But even if leakages from licit opium production could be completely eliminated there would still remain a prodigious source of supply in the areas where production is uncontrolled; and well-informed estimates put the total annual output of these areas at 1,000 tons. This is substantially greater than the total annual production in recent years for legitimate medical requirements, so that illicit traffickers are entitled to feel that they have a virtually inexhaustible supply of raw material.

The elimination of this source of supply is complicated by a number of factors, of which perhaps the most intractable is that the production is often the cultivator's main, even sole, means of livelihood.

The situation is very similar in regard to coca bush cultivation.
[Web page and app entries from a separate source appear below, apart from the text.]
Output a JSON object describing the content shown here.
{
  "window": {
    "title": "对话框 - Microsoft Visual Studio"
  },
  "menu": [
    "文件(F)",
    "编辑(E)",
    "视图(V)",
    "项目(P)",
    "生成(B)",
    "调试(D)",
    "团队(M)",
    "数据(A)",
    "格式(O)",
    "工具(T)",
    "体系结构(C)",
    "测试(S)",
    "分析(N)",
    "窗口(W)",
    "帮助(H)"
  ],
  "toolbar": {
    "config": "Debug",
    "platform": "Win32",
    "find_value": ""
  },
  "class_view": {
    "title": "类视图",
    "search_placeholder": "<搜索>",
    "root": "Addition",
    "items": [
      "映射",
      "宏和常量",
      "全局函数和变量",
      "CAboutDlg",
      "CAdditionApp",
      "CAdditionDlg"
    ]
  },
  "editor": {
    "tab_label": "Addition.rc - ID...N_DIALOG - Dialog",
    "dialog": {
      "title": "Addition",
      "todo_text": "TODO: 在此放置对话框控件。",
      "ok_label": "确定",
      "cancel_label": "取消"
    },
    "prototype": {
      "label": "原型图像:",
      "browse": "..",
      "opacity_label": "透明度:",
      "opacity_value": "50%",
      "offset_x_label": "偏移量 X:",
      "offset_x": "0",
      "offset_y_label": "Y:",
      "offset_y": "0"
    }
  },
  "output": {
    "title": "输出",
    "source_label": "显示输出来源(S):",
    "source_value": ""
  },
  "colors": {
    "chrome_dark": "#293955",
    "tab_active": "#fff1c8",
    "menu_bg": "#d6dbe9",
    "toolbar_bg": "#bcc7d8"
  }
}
These areas also are geographically remote and are sometimes beyond effective government control; here again the livelihood of desperately poor people is involved.

As for cannabis cultivation, it is a problem all to itself, for cannabis can grow almost anywhere.

The Board has been gratified to learn of the measures now being taken by the Lebanese authorities to replace the cultivation of cannabis by beneficial crops and was impressed by the renewed determination shown by Lebanon in this matter. It urges all governments who can do so to co-operate as far as possible in this endeavour, and is confident that the technical assistance organs of the United Nations and the specialized agencies will also lend their full support. All who are concerned with international narcotics control are only too well aware of the serious dimensions of the cannabis traffic in the Near East and it is earnestly to be hoped that the constructive efforts now being made by the Lebanese authorities will succeed, and that they will serve us as an example to other countries which may be faced by a similar problem.

A comprehensive campaign for substitution of opium, coca and cannabis, where these are uncontrolled or illicit - and for obvious reasons a comprehensive approach is called for - would evidently be a stupendous undertaking, not even to be dreamed of without prolonged and detailed examination. As a first step the Board suggests a special study to ascertain the physical and financial dimensions of the task. If it should be contended that such a world plan is altogether beyond the realm of practical policy, the answer is that it represents the only real prospect of ultimately extinguishing the illicit traffic in dangerous drugs manufactured from these crops.

The report for 1967 is the final act of two international organs whose succeeding members have, over a period of nearly four decades, conscientiously fulfilled the functions entrusted to them by the international narcotics treaties down to and including the Single Convention. It thus brings to an end a chapter in the history of international narcotics control which has not been without achievement. There is good reason to hope that the succeeding chapter, which has opened with the creation of the International Narcotics Control Board, will be no less fruitful.